Two to three years ago the property market was all about sellers, rising prices and the tale of two cities with Cape Town on a high performance trajectory with no price too high for upper end sellers.
Now, says Samuel Seeff, chairman of the Seeff Property Group, it is all about buyers and the tale of two markets with two distinct price tiers operating in a juxtaposition. The low to mid-market to R1.8 million (R3 million in some areas) has performed well despite perceptions. In contrast, the R10m-plus upper-end market is almost dead compared to three years ago.

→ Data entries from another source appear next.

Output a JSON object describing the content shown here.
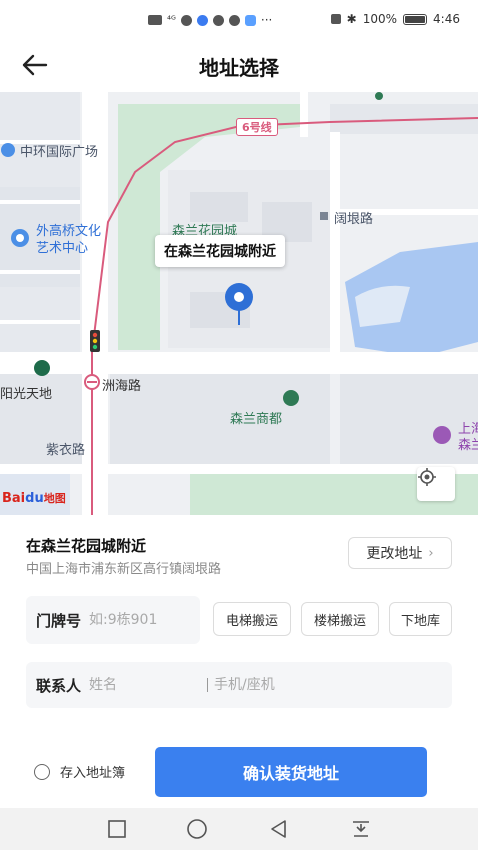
{
  "status_bar": {
    "signal": "⁴ᴳ",
    "more": "···",
    "battery_pct": "100%",
    "time": "4:46"
  },
  "header": {
    "title": "地址选择"
  },
  "map": {
    "callout": "在森兰花园城附近",
    "line_label": "6号线",
    "labels": {
      "zhonghuan": "中环国际广场",
      "waigaoqiao_1": "外高桥文化",
      "waigaoqiao_2": "艺术中心",
      "senlan_garden": "森兰花园城",
      "kuogen": "阔垠路",
      "zhouhai": "洲海路",
      "yangguang": "阳光天地",
      "senlan_shangdu": "森兰商都",
      "ziyi": "紫衣路",
      "shang": "上海",
      "sen": "森兰"
    },
    "logo_text": "Bai",
    "logo_paw": "du",
    "logo_sub": "地图"
  },
  "address": {
    "title": "在森兰花园城附近",
    "detail": "中国上海市浦东新区高行镇阔垠路",
    "change_label": "更改地址"
  },
  "door": {
    "label": "门牌号",
    "placeholder": "如:9栋901"
  },
  "chips": [
    "电梯搬运",
    "楼梯搬运",
    "下地库"
  ],
  "contact": {
    "label": "联系人",
    "name_placeholder": "姓名",
    "phone_placeholder": "手机/座机"
  },
  "footer": {
    "save_label": "存入地址簿",
    "confirm_label": "确认装货地址"
  },
  "colors": {
    "accent": "#3a80ef",
    "park": "#cfe8d5",
    "water": "#a9c7f2",
    "metro": "#d95b7d"
  }
}
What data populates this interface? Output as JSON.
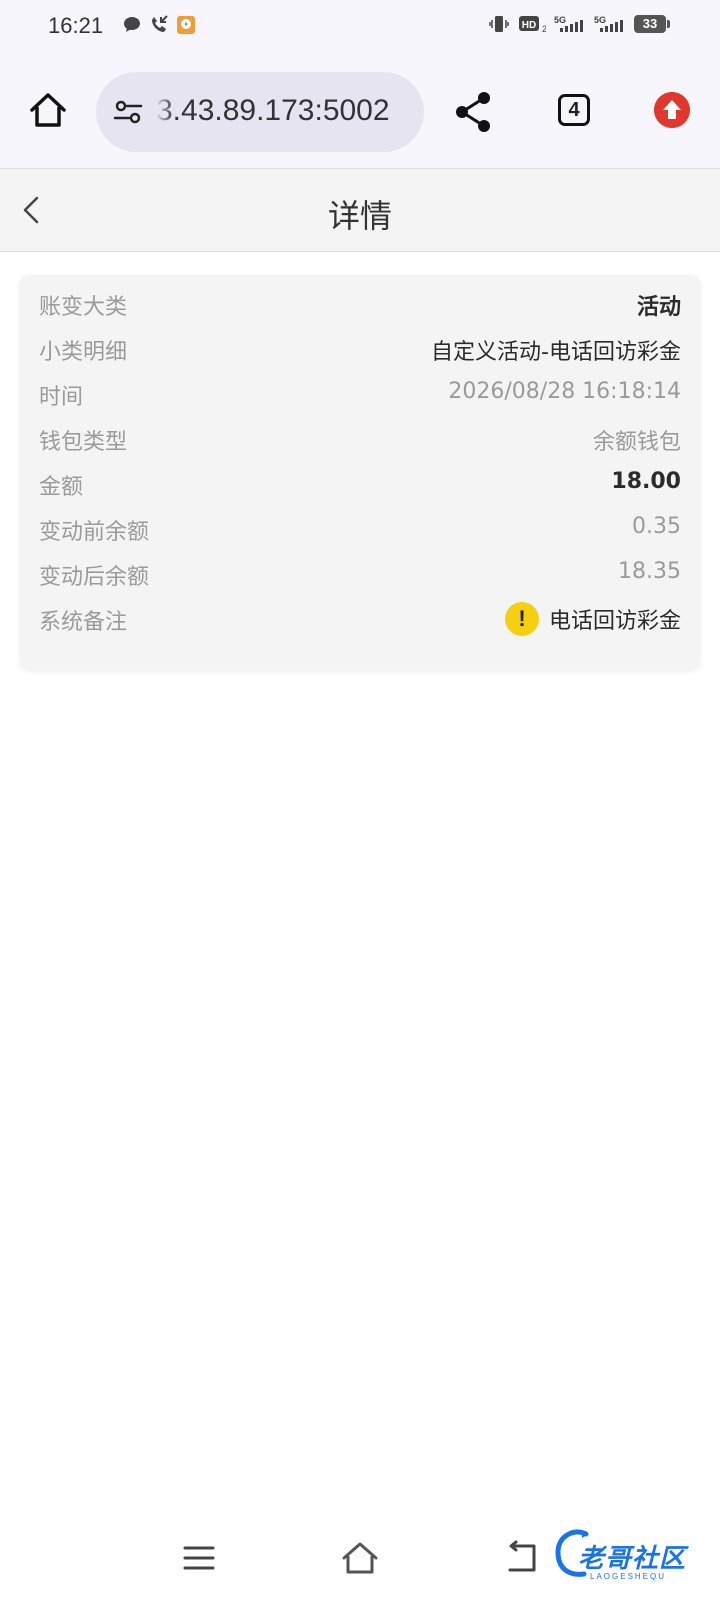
{
  "status_bar": {
    "time": "16:21",
    "battery": "33",
    "network": [
      "HD",
      "5G",
      "5G"
    ]
  },
  "browser": {
    "url": "3.43.89.173:5002",
    "tab_count": "4"
  },
  "header": {
    "title": "详情"
  },
  "details": [
    {
      "label": "账变大类",
      "value": "活动"
    },
    {
      "label": "小类明细",
      "value": "自定义活动-电话回访彩金"
    },
    {
      "label": "时间",
      "value": "2026/08/28 16:18:14"
    },
    {
      "label": "钱包类型",
      "value": "余额钱包"
    },
    {
      "label": "金额",
      "value": "18.00"
    },
    {
      "label": "变动前余额",
      "value": "0.35"
    },
    {
      "label": "变动后余额",
      "value": "18.35"
    },
    {
      "label": "系统备注",
      "value": "电话回访彩金"
    }
  ],
  "remark_icon": "!",
  "watermark": {
    "text": "老哥社区",
    "sub": "LAOGESHEQU"
  },
  "colors": {
    "warning": "#f5d012",
    "update": "#e0382e",
    "watermark": "#1a73e8"
  }
}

After the initial optimism following the elections, 2019 emerged as challenging for the property market, bogged down by the ongoing low-growth economy, political noise and property ownership concerns. Activity has concentrated largely in the market below R1.8m (R3m in some areas) comprising of buyers who are generally committed to staying and happy to buy. With no discretionary money, this market has been boosted by the favourable mortgage lending climate and unprecedented bank approval rates.
The flat interest rate and July rate cut was a further boost while the flat price growth which has remained in the 3.6% range, has kept house prices flat, further supporting activity in this market. Although the time on the market lengthened and most sellers have to offer a discount on their asking prices, this market remains fairly active.
The market above R10m which comprises of buyers with discretionary money who do not have to buy, has remained largely in a holding pattern, waiting to see how the economy and political environment unfold. They remain cautious given that property is generally a 20 year investment and want to see visible and significant change in the economy and political situation before committing.
The effect has been a notable decline in high end sales and prices. Activity has practically halved on the Atlantic Seaboard compared to 2016 with the highest price achieved barely reaching R60m compared to R290m just three years ago. In the Sandton/Joburg area, only two R20m-plus sales have been recorded for this year compared to about 2-3 per month in the 2016/2017 period. Foreign buying remains notably down, and we might actually have more foreign sellers than buyers on the Atlantic Seaboard this year.
When this market does buy, they are spending considerably less per transaction, opting perhaps to take the balance off-shore where they are possibly earning lower yields compared to what they could have earned from a good property market. The challenge, says Seeff, is that you have to sell a lot of R1m properties to make up the transfer duty and economic benefits of a R10m sale.
The upside to the market, is that it is one of the best times to buy and Seeff expects this to remain the case during the early part of 2020. While we anticipate an increase in the number of transactions, the tale of two markets will likely continue with activity concentrated largely below R1.8m, supported by the low borrowing costs and favourable mortgage lending conditions.
2020 will start off with a market which remains oversupplied in most areas. Price growth is expected to remain flat in the 4% range at best and sellers will need to keep their asking prices market-related or risk not attracting buyer interest.
That said, the Springbok win has gifted South Africa a ray of sunshine and has shown what is possible and can be achieved if there is political will and commitment. It has lifted the mood in the country, and we hope that this can spill into the economy and property market. Until then property 2020 is likely to be more of the same.